Hard data is your friend in a crisis — if you know how to use it

'Data-driven' businesses are taking advantage in a turbulent market — but what does it mean and what are the benefits?
13 November 2020

‘Uncertainty’ is the word of 2020. The unpredictability of a pandemic and subsequent travel restrictions mean plans are put on hold, some markets are in furlough, budgets are reined in — nobody truly knows how next year will unfold. 

Seasonal cycles and familiar annual trends are off-kilter. In short, few industries — if any — can truly claim to be confident in the current environment. But that’s not to say organizations can’t put the odds in their own favor in turbulent times by being more reactive in the short-term, acting on the hard information at hand. 

A YouGov study of 3,500 senior managers and IT decision-makers across the UK, France, Germany, and the Netherlands commissioned by Tableau has identified a divide between companies that are using data to inform decisions throughout the pandemic, and those that aren’t.

The report claims that leaders that are reliant on data to make business decisions are more optimistic about the future of their business. More than two-thirds (68%) claimed to have a positive outlook, compared to 58% of those who didn’t classify themselves as being “data-driven”. 

What does being ‘data-driven’ mean?

The term is thrown around a lot, but being a data-driven business means actively creating and investing in tools, abilities, and culture that acts on data. While it sounds simple, it’s a tall order. Data collected must be the right data: relevant, timely, accurate, unbiased, and trustworthy. O’Reilly notes: “A small amount of clean, trustworthy data can be far more valuable than petabytes of junk.”

That data must then be accessible and queryable across the enterprise, with the most effective tools, training, and culture in place to do so. Mechanisms must be in place to report on findings and the results of actions taken as a result and serves as a baseline from which to observe changes and trends. 

Data must be actively used to drive business progress — whether that’s in shaving minutes off manufacturing times or forecasting sales — for an organization to be considered data-driven. 

An advantage in a crisis

Eight out of 10 business leaders from data-driven companies said they believed they had a critical advantage during the pandemic. Leaders were more committed to the important role data plays in the future of their business, with a large majority (76%) planning to increase investment in data skills as they look towards 2021. 

What’s more, 79% were confident they will ensure business decisions are supported by data. 

German chemical and consumer goods firm Henkel said that it started building data skills across the business in 2013, and reactions to the pandemic had “definitely” seen the company benefit from those capabilities. 

“[…] we were able to record the entire control of our personal protective equipment within a few days so that every plant can see how we are equipped in this regard — allowing our business to continue operating,” said Dr. Dirk Holbach, the group’s corporate SVP & CSCO Laundry & Home Care. “I am convinced that we will take some good lessons with us into the future, especially when it comes to collaboration.” 

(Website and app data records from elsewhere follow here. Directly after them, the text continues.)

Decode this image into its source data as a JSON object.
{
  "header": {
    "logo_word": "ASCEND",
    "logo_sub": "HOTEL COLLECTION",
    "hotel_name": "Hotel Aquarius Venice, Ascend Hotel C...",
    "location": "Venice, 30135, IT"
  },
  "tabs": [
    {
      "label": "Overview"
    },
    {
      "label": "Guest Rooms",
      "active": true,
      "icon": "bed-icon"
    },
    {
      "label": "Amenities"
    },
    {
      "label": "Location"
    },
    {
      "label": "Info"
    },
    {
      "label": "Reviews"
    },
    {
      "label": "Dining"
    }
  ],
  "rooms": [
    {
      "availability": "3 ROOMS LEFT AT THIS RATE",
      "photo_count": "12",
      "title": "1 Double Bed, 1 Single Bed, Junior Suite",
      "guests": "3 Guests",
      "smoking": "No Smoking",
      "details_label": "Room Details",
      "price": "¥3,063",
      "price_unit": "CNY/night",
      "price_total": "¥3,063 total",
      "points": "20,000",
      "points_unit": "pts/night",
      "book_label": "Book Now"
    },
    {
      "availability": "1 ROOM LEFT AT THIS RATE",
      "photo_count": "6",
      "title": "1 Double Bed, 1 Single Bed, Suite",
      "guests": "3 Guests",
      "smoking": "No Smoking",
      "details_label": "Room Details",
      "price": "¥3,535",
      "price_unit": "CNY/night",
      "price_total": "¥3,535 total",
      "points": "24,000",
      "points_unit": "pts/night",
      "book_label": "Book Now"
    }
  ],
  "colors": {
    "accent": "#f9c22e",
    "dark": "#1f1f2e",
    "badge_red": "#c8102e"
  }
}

Jay Kotecha, a data scientist at the complete food band Huel, said the firm’s data-driven strategy had seen the business better respond to changes in consumer behavior, enabling the brand to be reactive with better speed and clarity. 

“Employees are exploring data from across the whole organization and turning it into insight we can act upon, whether that’s revenue forecasts, distribution effectiveness, or marketing spend.”

What the pandemic has shown businesses, at least according to YouGov’s study, is that decisions made with the evidence of good-quality data lead to more agility, better prioritization of tasks, and better company-wide collaboration and data access — the latter being more important than ever as businesses work remotely. 

Looking across Europe, findings show that just over half (56%) of business leaders consider their companies to be data-driven, while one in three (38%) believe their businesses are not. 

As such, there’s a clear opportunity for companies to harness data to support business resilience and decision making during the uncertainty. German companies take the lead with 62% saying their business is data-driven, while the UK lags with only 46% in agreement.